Q: Why did you move while 8 months preggers?
A: The economy is North Carolina is terrible; one of the worst in the country with not sign of improvement. New Hanover county cut at least 25 teaching positions.  Reid did not have a tenure position and was told that even though they would love to re-hire him, he had less than a 5% chance of having a job.  Medicaid policy changes continued to negatively impact my job and our benefits were cut a few times, if the new budget contains cuts for speech therapy reimbursement we would at best see more cuts and at worse not have jobs. It wasn't anyone's fault except for the budget-makers.  Our choice was to stay, hold our breath, and potentially both be unemployed and have to move because we couldn't afford rent--or look at other options. I found an incredible job opportunity in VA and I am really loving working here.  To top it all off Reid gets to stay home with the baby!!! He may work part-time or sub; he is currently pursuing some opportunities.  We are both excited that we will not have to put the baby in daycare.

Q: How long will Reid stay at home?
A:  Until further notice. He is going to play it by ear.  It will likely be at least a year since teaching positions are hard to find in the middle of year. It depends on finances, if he likes staying at home, if we decide to have another baby...etc.

Q: Why Danville, VA?
A: I was six months preggo when we were looking; we wanted to leave North Carolina (because it doesn't matter where you go--it's the state budget that is bad). We didn't want to go too far (flying for interviews and such was pretty much out).  We ruled out Tennessee last year, discussed Wisconsin, and were both interested in Virginia.  We are not beach people--Reid actually hates sand and thereby all sandy beaches.  I am not a fan of ocean wild life unless it is behind glass in an aquarium.  I really wanted to live in or near the mountains and Reid was game; I've been trying to go north west since i got here, but somehow wound up moving south east first.
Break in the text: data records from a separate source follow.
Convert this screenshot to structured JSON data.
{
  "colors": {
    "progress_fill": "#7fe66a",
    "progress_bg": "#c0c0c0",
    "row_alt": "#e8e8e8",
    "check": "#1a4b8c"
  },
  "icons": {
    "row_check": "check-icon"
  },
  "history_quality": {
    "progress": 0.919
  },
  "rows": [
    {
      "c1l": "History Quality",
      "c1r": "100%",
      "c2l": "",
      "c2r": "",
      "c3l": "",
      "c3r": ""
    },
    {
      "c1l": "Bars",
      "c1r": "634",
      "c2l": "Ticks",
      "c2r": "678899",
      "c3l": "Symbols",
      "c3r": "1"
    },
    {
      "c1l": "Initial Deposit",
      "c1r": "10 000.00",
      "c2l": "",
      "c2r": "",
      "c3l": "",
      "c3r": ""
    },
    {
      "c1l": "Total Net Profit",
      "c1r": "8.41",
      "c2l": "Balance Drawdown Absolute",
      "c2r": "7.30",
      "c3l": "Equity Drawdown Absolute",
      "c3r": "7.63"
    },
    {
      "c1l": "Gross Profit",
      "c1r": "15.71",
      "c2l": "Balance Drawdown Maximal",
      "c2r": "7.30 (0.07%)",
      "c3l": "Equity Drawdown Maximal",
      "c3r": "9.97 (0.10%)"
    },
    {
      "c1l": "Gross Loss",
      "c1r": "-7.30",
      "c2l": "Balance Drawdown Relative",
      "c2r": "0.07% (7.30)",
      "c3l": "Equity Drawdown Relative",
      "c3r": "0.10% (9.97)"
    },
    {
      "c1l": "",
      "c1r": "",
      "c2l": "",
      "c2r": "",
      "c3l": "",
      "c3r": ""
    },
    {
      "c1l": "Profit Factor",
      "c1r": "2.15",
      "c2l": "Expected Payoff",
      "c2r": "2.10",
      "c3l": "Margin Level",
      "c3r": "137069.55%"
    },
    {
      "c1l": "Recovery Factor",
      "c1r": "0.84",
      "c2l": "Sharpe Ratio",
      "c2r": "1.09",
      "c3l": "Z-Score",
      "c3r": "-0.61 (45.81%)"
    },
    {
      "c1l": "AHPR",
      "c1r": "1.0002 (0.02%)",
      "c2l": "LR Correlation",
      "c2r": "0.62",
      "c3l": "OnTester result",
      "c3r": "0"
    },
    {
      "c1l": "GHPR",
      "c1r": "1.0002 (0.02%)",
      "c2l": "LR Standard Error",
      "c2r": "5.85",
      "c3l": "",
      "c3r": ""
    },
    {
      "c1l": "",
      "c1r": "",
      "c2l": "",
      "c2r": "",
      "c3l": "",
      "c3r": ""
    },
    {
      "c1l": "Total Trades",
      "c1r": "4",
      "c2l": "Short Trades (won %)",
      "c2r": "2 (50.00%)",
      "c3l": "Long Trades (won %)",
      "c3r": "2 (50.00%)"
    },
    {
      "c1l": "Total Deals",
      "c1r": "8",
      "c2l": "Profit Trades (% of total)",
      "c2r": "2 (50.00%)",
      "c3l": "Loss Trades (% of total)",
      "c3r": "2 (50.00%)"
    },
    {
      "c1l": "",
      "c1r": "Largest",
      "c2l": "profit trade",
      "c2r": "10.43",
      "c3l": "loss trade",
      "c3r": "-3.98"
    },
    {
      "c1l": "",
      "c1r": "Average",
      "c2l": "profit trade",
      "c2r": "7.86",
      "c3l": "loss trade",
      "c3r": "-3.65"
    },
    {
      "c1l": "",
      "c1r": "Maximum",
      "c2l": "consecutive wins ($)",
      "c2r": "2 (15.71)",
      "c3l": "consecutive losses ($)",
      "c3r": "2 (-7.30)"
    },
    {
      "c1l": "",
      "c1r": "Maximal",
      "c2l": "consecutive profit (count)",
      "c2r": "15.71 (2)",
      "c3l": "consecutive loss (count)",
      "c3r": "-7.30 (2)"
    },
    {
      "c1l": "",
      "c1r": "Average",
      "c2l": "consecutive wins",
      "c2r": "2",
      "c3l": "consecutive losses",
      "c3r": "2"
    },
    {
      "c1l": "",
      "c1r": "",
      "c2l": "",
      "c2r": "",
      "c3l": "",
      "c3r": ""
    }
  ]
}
Danville is close to Reid's family in North Carolina.  It is closer to DC and Busch Gardens, zoos, and a ton of other things we enjoy; not to mention you are in the mountains in an hour.  It is wicked affordable, the clinic i work at is amazing, the town has a ton of potential, and the location is great. We are happy to be here; it seems like it is the right place for us.  We miss our friends...